CBD, short for cannabidiol, began to make waves in 2018, as it was believed to have some effect on a variety of health issues, from inflammation to diabetes. It was soon popping up in products relating to skincare and pain relief. Even some athletes were openly supporting it as a way to boost both energy and workout recovery. But what exactly is it and how is it making its way into our food and drink?
As its name suggests, CBD is derived from cannabis and hemp. A close cousin to THC, the idea driving it as a trend is its ability to relieve pain and anxiety without the psychoactive side effects normally associated with THC. You get what that means. So, as cannabis is slowly starting to become legalized in states across America, so too is CBD making its presence known.

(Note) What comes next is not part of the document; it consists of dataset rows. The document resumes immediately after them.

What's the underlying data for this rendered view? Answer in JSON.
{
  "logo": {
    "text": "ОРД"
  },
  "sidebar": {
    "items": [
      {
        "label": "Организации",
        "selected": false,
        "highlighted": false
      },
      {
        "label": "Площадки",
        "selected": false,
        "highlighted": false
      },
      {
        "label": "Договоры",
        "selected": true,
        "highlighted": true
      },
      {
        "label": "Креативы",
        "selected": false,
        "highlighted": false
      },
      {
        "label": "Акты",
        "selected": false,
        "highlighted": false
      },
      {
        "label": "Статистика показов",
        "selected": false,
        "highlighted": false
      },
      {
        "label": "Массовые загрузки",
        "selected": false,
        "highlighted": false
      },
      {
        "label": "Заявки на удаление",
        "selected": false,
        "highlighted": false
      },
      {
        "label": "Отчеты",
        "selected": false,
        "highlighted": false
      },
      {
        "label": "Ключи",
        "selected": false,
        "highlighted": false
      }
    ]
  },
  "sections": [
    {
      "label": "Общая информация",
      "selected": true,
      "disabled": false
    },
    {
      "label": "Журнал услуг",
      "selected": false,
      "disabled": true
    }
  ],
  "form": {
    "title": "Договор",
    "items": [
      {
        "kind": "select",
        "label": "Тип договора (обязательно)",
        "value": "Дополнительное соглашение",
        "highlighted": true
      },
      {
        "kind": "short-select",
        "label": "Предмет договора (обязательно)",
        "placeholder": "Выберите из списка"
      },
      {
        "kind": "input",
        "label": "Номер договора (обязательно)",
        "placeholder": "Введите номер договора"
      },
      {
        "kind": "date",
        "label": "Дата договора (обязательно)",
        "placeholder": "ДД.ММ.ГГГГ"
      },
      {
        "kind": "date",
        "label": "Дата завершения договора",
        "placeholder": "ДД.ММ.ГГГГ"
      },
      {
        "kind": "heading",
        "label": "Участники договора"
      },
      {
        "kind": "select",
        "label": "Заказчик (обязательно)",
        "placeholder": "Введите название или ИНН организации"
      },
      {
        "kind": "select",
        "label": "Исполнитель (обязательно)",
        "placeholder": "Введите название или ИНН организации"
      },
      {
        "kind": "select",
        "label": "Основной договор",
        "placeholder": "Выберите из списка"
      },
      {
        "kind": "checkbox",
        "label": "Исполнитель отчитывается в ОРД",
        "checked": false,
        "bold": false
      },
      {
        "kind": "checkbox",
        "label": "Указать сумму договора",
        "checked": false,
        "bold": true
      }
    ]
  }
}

You won’t find CBD as a widespread ingredient just yet, but there are products out there already that use it and like to flaunt its supposed health benefits. One example of this is a drink called Vybes, an organic, CBD-infused beverage sold in 19 states. It comes in flavors like Peach Ginger and Strawberry Lavender. Trendy coffee shops serve it as an add-on and a doughnut shop in Denver even has a CBD glaze for one of their popular menu items.
For many people, CBD’s calming effects are exactly what they want or need, but because of federal laws, serving it can still be a problem for trend-setting bars and restaurants. Regulators in New York City and Los Angeles, for example, have ordered restaurants not to add it to food and drinks. Still, small operations continue to do so as the demand rises.
Despite the praise CBD has been getting lately, most of what we hear about it is unofficial and second-hand. There have been studies done to show that it has positive effects on seizures, for example, but very few others to back up the anti-anxiety and pain relief it is more generally associated with. A lot of this is because of federal regulations that make those kinds of studies difficult.
That doesn’t stop the hype machine, though. CBD is still gaining traction, especially in the cocktail scene, where there are already CBD-focused bars in places like New York City. There’s even talk of it being specifically used in alcohol-free or low-ABV cocktails as a counter to the negative effects of alcohol.
What can be taken from all of this is clear: While CBD is trendy and shows promise through many of the health benefits marketers hold on to, there just isn’t enough scientific evidence to back them up yet. For the time being, it’s just the new “it” ingredient, as noted by some of America’s leading culinary professionals. When you’re even seeing it marketed to your pet, that’s a sure sign it’s here to stay. At least for a while.